Line (geometry)

A straight line or short line is an element of geometry. The shortest distance between two points is straight and is referred to as distance. A straight, infinitely long, infinitely thin and unlimited in both directions is called a straight line. However, modern axiomatic theories of geometry take it no relation ( Synthetic geometry). For them, a straight line is an object without internal properties, only the relations to other lines, points and levels are important. In analytical geometry, a straight line as a set of points is realized. More: In an affine space is a straight line a one-dimensional affine subspace.

Synthetic geometry

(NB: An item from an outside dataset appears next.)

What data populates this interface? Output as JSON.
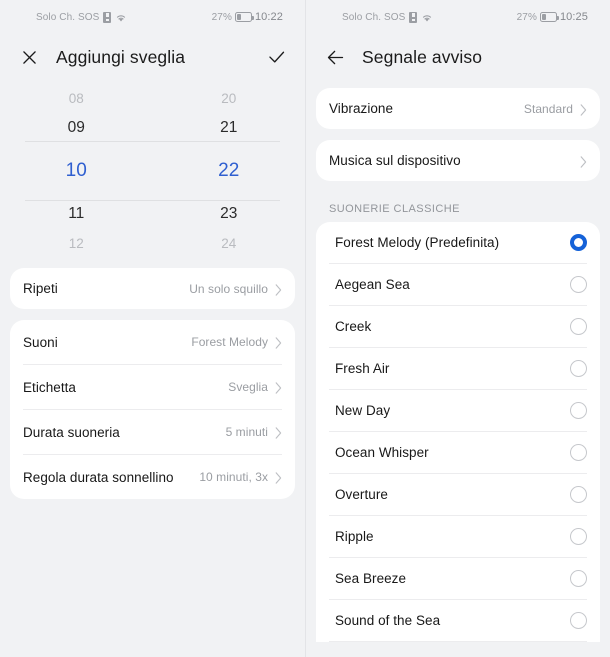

In his Elements, Euclid has given an explicit definition of a straight line that corresponds to the intuitive picture. For rates and their evidence, however, this definition does not matter. Therefore Modern axiom systems waive such definition.

A straight line in this case is a term to take the individual axioms reference. An example is the first axiom of Hilbert's axiom system:

The meaning of the term straight line results from the corpus of the axioms. An interpretation as an infinitely long, infinitely thin line is not mandatory, but only a suggestion of what you could vividly imagine it.

In the projective plane, the terms point and line even completely interchangeable ( duality ). Thus, it is possible here, a straight line is infinitely imagined as infinitely small point, and a long and infinitely thin as.

Analytic Geometry

In analytic geometry, the geometric space is represented as a - dimensional vector space over a field. A straight line is defined as one-dimensional affine subspace of this vector space, ie. Coset as a one-dimensional linear subspace

In three dimensions over the field of real numbers, the definition of lines of Analytical Geometry all conditions, which presupposes Hilbert in his system of axioms of geometry met. In this case is a straight line hence a straight line in the sense of Hilbert.

All you need is the position of two points to describe a straight line. One of the points is used as a " prop " the straight line on him " lies " it so to speak - hence this point is called the receptor point or base of the line. The second point to obtain the direction of the straight line. The direction is in this case given by the vector from the start point to the " direction point."

The line through the points and contains exactly the points whose position vector an illustration

Has, so

Here, the support vector, that is the position vector of the interpolation point and the direction vector.

The affine hull of two different vectors and

Is also a straight line.

Also, the solution space of a ( inhomogeneous ) linear system of equations with linearly independent equations is an affine subspace of dimension one and thus a straight line. In two dimensions, a straight line therefore by a linear equation

Be given, with or nonzero and must be. Is not equal to 0, then one speaks of a linear function on K.

Shortest path

In the real Euclidean space, the shortest path between two points is a straight line. Generalizing this property of straight lines on curved spaces ( manifolds ), we come to the concept of geodesic, short geodesic.

Determine the equation of a line in the plane

The equation of a line in the plane can be determined in three different ways:

Point towards equation:

  • May be a point and the tilt angle (slope angle).
  • Given a start point and the slope (the slope ).

Two -point equation:

  • Given are two points with.


Generating the straight line in space ℝ ⁿ

Point Directions equation

For each pair consisting of a position vector (ie, point ) and a direction vector, there is a straight line which includes and extends in the direction, namely

Two -point equation

Given two position vectors (ie, points). Then there exists a uniquely determined line that contains and, namely

Position of two straight lines to one another

Two straight lines can have the following situation relationships. You can:

  • Be the same: Both lines have all points in common.
  • An intersection own: Both lines have exactly one point in common (especially: perpendicular to each other ).
  • Mutually be genuine parallel: Both lines have no point in common and can be converted into each other by a shift.
  • Be skewed to one another: Both lines have no point in common, but can not alone by a shift into one another (from at least three dimensions).

In terms of the theory of relations is also called parallelism if both lines are identical, in particular, any straight line parallel to itself. To clarify then, a distinction between genuine parallel and identical.